What you should do => For each record that follows, restate the text exactly and drop the pictures.
Content starts
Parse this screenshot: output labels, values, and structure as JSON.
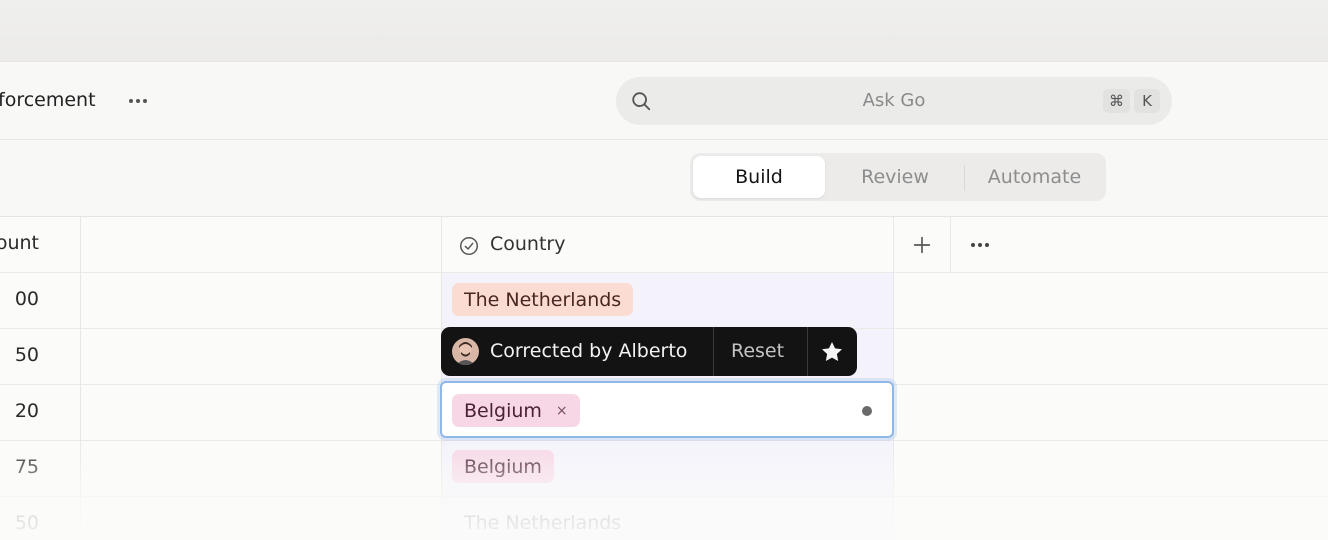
{
  "header": {
    "title": "forcement",
    "more_icon": "more-horizontal-icon"
  },
  "search": {
    "placeholder": "Ask Go",
    "shortcut_keys": [
      "⌘",
      "K"
    ]
  },
  "tabs": [
    {
      "label": "Build",
      "active": true
    },
    {
      "label": "Review",
      "active": false
    },
    {
      "label": "Automate",
      "active": false
    }
  ],
  "table": {
    "columns": [
      {
        "label": "ount"
      },
      {
        "label": ""
      },
      {
        "label": "Country",
        "icon": "check-circle-icon"
      }
    ],
    "add_column_icon": "plus-icon",
    "column_more_icon": "more-horizontal-icon",
    "rows": [
      {
        "amount": "00",
        "country": "The Netherlands"
      },
      {
        "amount": "50",
        "country": ""
      },
      {
        "amount": "20",
        "country": "Belgium"
      },
      {
        "amount": "75",
        "country": "Belgium"
      },
      {
        "amount": "50",
        "country": "The Netherlands"
      }
    ]
  },
  "tooltip": {
    "text": "Corrected by Alberto",
    "reset_label": "Reset",
    "star_icon": "star-icon"
  },
  "editing_cell": {
    "remove_icon": "×"
  },
  "colors": {
    "tag_netherlands_bg": "#fbdcd3",
    "tag_belgium_bg": "#f7d7e6",
    "focus_border": "#8fb7e8",
    "tooltip_bg": "#131313"
  }
}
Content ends
Result of the exercise =>
Parse this screenshot: output labels, values, and structure as JSON.
{
  "header": {
    "title": "forcement",
    "more_icon": "more-horizontal-icon"
  },
  "search": {
    "placeholder": "Ask Go",
    "shortcut_keys": [
      "⌘",
      "K"
    ]
  },
  "tabs": [
    {
      "label": "Build",
      "active": true
    },
    {
      "label": "Review",
      "active": false
    },
    {
      "label": "Automate",
      "active": false
    }
  ],
  "table": {
    "columns": [
      {
        "label": "ount"
      },
      {
        "label": ""
      },
      {
        "label": "Country",
        "icon": "check-circle-icon"
      }
    ],
    "add_column_icon": "plus-icon",
    "column_more_icon": "more-horizontal-icon",
    "rows": [
      {
        "amount": "00",
        "country": "The Netherlands"
      },
      {
        "amount": "50",
        "country": ""
      },
      {
        "amount": "20",
        "country": "Belgium"
      },
      {
        "amount": "75",
        "country": "Belgium"
      },
      {
        "amount": "50",
        "country": "The Netherlands"
      }
    ]
  },
  "tooltip": {
    "text": "Corrected by Alberto",
    "reset_label": "Reset",
    "star_icon": "star-icon"
  },
  "editing_cell": {
    "remove_icon": "×"
  },
  "colors": {
    "tag_netherlands_bg": "#fbdcd3",
    "tag_belgium_bg": "#f7d7e6",
    "focus_border": "#8fb7e8",
    "tooltip_bg": "#131313"
  }
}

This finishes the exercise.